When are root canals from your Dolton dentist necessary?
Before we talk about why root canal treatment is needed, let’s clear up the most common myth in dentistry. No, a root canal procedure is not painful, hazardous, or any of the other horrible things you’ve probably heard. It is a common dental procedure, much like filling a cavity. The process is comfortable and efficient, and the results are highly predicable.
A root canal is a space inside of the tooth root, which is connected to the pulp chamber in the upper part of the tooth. Inside of these spaces are nerves, vessels, and other soft tissue, known as dental pulp. A root canal procedure is simply a technique for removing this pulp, cleaning out the chamber and canal, then sealing out bacteria. So, why would we need to take the pulp out of a tooth? It is virtually always for one of two reasons. Either the pulp is infected, or it is injured.

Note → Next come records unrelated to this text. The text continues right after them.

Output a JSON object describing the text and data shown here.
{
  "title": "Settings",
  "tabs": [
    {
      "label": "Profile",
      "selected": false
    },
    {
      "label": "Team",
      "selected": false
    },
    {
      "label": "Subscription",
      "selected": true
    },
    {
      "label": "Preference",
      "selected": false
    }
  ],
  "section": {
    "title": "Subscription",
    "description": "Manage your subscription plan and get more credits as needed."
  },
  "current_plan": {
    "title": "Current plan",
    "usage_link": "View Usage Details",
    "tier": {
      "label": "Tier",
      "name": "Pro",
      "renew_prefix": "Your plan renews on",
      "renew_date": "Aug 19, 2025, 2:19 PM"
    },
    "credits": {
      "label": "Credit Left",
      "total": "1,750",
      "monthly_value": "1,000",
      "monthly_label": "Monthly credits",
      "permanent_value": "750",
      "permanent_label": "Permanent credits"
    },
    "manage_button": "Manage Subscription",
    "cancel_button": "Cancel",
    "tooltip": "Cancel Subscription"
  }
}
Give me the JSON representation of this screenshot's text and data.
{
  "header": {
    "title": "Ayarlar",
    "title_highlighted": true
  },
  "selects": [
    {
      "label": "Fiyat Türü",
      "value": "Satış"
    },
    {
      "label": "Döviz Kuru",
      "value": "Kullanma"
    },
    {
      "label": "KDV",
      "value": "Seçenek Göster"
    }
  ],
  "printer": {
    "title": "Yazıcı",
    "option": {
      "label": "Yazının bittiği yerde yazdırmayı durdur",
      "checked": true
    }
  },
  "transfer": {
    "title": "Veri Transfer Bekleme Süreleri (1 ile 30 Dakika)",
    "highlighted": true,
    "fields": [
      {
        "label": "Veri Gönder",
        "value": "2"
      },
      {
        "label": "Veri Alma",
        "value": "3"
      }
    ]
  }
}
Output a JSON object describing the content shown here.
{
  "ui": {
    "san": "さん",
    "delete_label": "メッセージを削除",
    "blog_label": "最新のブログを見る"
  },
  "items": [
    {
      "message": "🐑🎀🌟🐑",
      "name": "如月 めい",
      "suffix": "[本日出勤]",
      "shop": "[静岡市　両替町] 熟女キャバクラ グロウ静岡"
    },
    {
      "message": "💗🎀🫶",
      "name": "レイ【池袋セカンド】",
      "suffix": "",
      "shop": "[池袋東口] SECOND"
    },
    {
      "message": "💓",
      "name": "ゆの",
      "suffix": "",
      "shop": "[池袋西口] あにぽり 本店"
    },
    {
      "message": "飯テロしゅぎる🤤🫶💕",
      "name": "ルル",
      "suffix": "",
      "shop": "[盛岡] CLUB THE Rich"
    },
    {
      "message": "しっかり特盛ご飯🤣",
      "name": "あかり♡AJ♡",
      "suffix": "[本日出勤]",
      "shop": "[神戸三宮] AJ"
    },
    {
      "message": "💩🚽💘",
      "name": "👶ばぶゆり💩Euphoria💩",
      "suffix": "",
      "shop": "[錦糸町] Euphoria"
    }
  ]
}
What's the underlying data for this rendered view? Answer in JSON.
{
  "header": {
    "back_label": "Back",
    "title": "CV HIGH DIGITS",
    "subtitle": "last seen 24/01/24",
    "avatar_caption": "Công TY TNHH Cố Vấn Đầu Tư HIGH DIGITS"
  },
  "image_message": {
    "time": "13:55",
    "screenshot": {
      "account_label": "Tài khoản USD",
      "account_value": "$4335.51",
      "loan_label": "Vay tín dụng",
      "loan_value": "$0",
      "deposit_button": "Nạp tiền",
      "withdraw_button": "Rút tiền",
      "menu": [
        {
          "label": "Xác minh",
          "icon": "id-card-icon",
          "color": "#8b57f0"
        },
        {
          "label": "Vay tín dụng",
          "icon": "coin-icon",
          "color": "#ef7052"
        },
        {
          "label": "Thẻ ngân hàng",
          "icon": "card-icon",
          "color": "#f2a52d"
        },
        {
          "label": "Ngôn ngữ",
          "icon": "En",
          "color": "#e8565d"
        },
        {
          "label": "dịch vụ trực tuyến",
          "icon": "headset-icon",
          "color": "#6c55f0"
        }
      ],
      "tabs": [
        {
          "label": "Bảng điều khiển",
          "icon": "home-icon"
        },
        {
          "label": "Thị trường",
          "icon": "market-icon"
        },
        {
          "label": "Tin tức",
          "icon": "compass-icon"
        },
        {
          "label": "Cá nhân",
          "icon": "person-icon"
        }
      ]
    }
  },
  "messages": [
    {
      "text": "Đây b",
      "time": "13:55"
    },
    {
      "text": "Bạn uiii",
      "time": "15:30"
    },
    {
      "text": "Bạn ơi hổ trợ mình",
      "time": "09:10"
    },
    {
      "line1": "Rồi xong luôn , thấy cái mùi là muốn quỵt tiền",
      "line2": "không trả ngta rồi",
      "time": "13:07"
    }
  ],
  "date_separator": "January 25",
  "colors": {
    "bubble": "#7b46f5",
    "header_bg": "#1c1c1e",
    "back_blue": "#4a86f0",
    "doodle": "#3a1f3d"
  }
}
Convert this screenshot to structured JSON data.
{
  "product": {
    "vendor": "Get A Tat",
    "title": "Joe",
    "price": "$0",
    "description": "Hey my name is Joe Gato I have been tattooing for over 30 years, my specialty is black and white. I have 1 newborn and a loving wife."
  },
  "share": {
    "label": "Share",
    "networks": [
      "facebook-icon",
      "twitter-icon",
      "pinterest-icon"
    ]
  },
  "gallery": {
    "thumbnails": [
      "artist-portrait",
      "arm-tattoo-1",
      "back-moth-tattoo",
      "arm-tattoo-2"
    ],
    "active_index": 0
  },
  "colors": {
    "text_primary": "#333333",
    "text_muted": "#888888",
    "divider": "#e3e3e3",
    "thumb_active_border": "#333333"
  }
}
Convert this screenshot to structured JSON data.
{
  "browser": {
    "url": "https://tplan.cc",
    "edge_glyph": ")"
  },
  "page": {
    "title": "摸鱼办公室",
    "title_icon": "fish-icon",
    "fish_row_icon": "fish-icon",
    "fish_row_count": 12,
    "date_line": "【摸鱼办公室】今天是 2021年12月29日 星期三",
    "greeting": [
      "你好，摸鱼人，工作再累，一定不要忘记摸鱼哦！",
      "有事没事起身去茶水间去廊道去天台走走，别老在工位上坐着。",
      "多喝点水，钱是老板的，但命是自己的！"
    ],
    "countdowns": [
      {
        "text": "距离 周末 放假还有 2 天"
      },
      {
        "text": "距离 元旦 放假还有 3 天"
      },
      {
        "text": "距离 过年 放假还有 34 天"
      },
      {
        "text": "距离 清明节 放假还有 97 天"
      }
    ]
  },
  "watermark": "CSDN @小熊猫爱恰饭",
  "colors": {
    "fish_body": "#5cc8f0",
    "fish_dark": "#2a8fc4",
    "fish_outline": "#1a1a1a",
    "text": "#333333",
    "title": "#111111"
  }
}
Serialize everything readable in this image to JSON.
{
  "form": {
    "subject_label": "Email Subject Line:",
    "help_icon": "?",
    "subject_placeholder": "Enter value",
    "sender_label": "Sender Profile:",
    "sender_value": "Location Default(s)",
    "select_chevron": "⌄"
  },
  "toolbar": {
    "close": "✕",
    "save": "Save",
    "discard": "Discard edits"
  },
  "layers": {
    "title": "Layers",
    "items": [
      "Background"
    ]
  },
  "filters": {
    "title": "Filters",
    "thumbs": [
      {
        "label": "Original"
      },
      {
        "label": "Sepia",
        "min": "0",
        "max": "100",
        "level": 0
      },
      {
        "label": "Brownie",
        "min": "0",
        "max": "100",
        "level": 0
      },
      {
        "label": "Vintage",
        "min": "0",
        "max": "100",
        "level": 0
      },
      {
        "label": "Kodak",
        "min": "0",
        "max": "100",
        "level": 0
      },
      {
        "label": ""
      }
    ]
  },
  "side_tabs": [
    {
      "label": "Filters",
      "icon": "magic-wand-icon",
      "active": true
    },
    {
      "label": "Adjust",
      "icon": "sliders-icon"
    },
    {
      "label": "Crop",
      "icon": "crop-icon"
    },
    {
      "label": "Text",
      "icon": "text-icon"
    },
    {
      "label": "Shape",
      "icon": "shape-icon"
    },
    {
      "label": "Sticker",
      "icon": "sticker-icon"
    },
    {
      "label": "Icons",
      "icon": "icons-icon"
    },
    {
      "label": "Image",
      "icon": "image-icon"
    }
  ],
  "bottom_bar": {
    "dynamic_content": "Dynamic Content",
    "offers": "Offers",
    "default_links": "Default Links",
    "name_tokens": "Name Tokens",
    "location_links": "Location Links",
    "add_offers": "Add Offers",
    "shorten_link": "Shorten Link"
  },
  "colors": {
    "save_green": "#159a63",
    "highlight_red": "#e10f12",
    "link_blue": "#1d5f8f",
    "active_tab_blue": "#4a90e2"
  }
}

Untreated cavities are the most common cause of infected dental pulp. Decay begins in the enamel, and then chews into the dentin layer. If allowed to continue, it will erode away the dentin until the pulp in the center of the tooth is exposed, making it vulnerable to bacteria. Deep fractures, broken teeth, or severely worn teeth can also give bacteria a passageway to the center of the tooth.
A fractured or broken tooth may have injured pulp, even if infection has not set in. In some cases, oral trauma can cause pulp injury without any visible sign of damage to the tooth. It is also possible to have one or several hairline fractures in a tooth that are too fine to be visible. This often occurs in patients with bruxism (clenching or grinding teeth), because their teeth are subjected to an excessive amount of pressure.
Chronic toothaches, sensitivity in one specific tooth, and infections around the tooth are indications that you may need a root canal treatment. If you are experiencing these symptoms, or any other dental problems, call Pleasant Dental in Dolton at (708) 576-1900 and schedule an appointment with Dr. Dietrich today.Back to Root Canals Page